A Syrian hacker group breached a declassified U.S. Army web site on Monday, officials revealed at a news briefing late in the day.
U.S. military officials confirmed that Syrian government supporters hacked into the website, uploading various propaganda in support of Syrian President Bashar al-Assad before the site crashed.
The hackers, who identified themselves online as being linked to the “Syrian Electronic Army,” also redirected visitors to a page that championed the Syrian regime.
It is not clear whether United States national defense was compromised in the breach. Thus far, the Obama administration has denied reports that internal databases were compromised – but just to be sure, the site was temporarily shut down. It has since been returned to the Internet.
“Today an element of the Army.mil service provider’s content was compromised,” Army Brig. Gen. Malcolm Frost said in a statement. “After this came to our attention, the Army took appropriate preventive measures to ensure there was no breach of Army data by taking down the website temporarily.”
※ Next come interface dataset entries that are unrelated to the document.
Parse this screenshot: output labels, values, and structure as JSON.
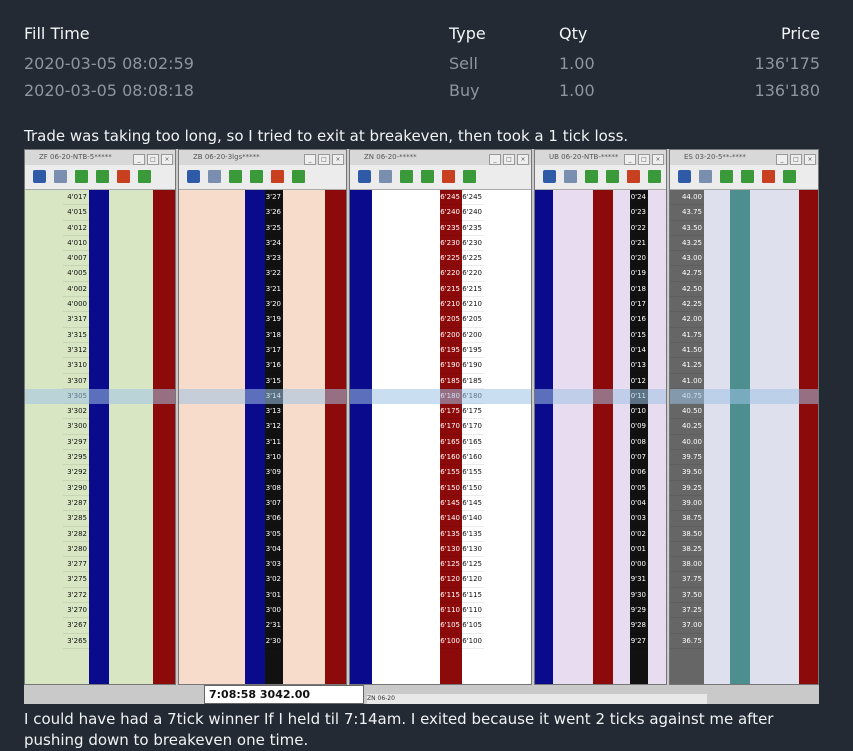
{
  "fills_table": {
    "headers": {
      "time": "Fill Time",
      "type": "Type",
      "qty": "Qty",
      "price": "Price"
    },
    "rows": [
      {
        "time": "2020-03-05 08:02:59",
        "type": "Sell",
        "qty": "1.00",
        "price": "136'175"
      },
      {
        "time": "2020-03-05 08:08:18",
        "type": "Buy",
        "qty": "1.00",
        "price": "136'180"
      }
    ]
  },
  "caption_top": "Trade was taking too long, so I tried to exit at breakeven, then took a 1 tick loss.",
  "caption_bottom": "I could have had a 7tick winner If I held til 7:14am. I exited because it went 2 ticks against me after pushing down to breakeven one time.",
  "screenshot": {
    "panels": [
      {
        "title": "ZF 06-20-NTB-5*****",
        "prices": [
          "4'017",
          "4'015",
          "4'012",
          "4'010",
          "4'007",
          "4'005",
          "4'002",
          "4'000",
          "3'317",
          "3'315",
          "3'312",
          "3'310",
          "3'307",
          "3'305",
          "3'302",
          "3'300",
          "3'297",
          "3'295",
          "3'292",
          "3'290",
          "3'287",
          "3'285",
          "3'282",
          "3'280",
          "3'277",
          "3'275",
          "3'272",
          "3'270",
          "3'267",
          "3'265"
        ]
      },
      {
        "title": "ZB 06-20-3lgs*****",
        "prices": [
          "3'27",
          "3'26",
          "3'25",
          "3'24",
          "3'23",
          "3'22",
          "3'21",
          "3'20",
          "3'19",
          "3'18",
          "3'17",
          "3'16",
          "3'15",
          "3'14",
          "3'13",
          "3'12",
          "3'11",
          "3'10",
          "3'09",
          "3'08",
          "3'07",
          "3'06",
          "3'05",
          "3'04",
          "3'03",
          "3'02",
          "3'01",
          "3'00",
          "2'31",
          "2'30"
        ]
      },
      {
        "title": "ZN 06-20-*****",
        "prices": [
          "6'245",
          "6'240",
          "6'235",
          "6'230",
          "6'225",
          "6'220",
          "6'215",
          "6'210",
          "6'205",
          "6'200",
          "6'195",
          "6'190",
          "6'185",
          "6'180",
          "6'175",
          "6'170",
          "6'165",
          "6'160",
          "6'155",
          "6'150",
          "6'145",
          "6'140",
          "6'135",
          "6'130",
          "6'125",
          "6'120",
          "6'115",
          "6'110",
          "6'105",
          "6'100"
        ]
      },
      {
        "title": "UB 06-20-NTB-*****",
        "prices": [
          "0'24",
          "0'23",
          "0'22",
          "0'21",
          "0'20",
          "0'19",
          "0'18",
          "0'17",
          "0'16",
          "0'15",
          "0'14",
          "0'13",
          "0'12",
          "0'11",
          "0'10",
          "0'09",
          "0'08",
          "0'07",
          "0'06",
          "0'05",
          "0'04",
          "0'03",
          "0'02",
          "0'01",
          "0'00",
          "9'31",
          "9'30",
          "9'29",
          "9'28",
          "9'27"
        ]
      },
      {
        "title": "ES 03-20-5**-****",
        "prices": [
          "44.00",
          "43.75",
          "43.50",
          "43.25",
          "43.00",
          "42.75",
          "42.50",
          "42.25",
          "42.00",
          "41.75",
          "41.50",
          "41.25",
          "41.00",
          "40.75",
          "40.50",
          "40.25",
          "40.00",
          "39.75",
          "39.50",
          "39.25",
          "39.00",
          "38.75",
          "38.50",
          "38.25",
          "38.00",
          "37.75",
          "37.50",
          "37.25",
          "37.00",
          "36.75"
        ]
      }
    ],
    "time_readout": "7:08:58 3042.00",
    "order_bar": "ZN 06-20",
    "colors": {
      "zf_bg": "#d9e6c3",
      "zb_bg": "#f7dccb",
      "zn_bg": "#ffffff",
      "ub_bg": "#e8dcf0",
      "es_bg": "#dfe0ee",
      "navy": "#0a0a8c",
      "maroon": "#8c0a0a",
      "teal": "#4d8f8f",
      "highlight": "#9fc3e6"
    }
  }
}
The SEA has claimed in the past to have breached news web sites such as The New York Times, CBS News, The Washington Post and BBC.
The group, which launched in 2011, states its mission is to attack the enemies of the Syrian government, mainly those who “fabricate” stories about the Syrian civil war. SEA wrote on its web site in 2011 that it is not officially affiliated with the government but is a group of Syrian youths.
A separate cyber attack traced to China announced several days ago, involved hackers who penetrated the U.S. Office of Personnel Management and the Department of Interior. The personal data of some four million federal employees, past and present, were stolen in the breach of that computer system.
Earlier in the year, the personal data of more than 100,000 U.S. taxpayers was stolen after the Internal Revenue Service network was hacked in a massive cyber attack traced to Russia.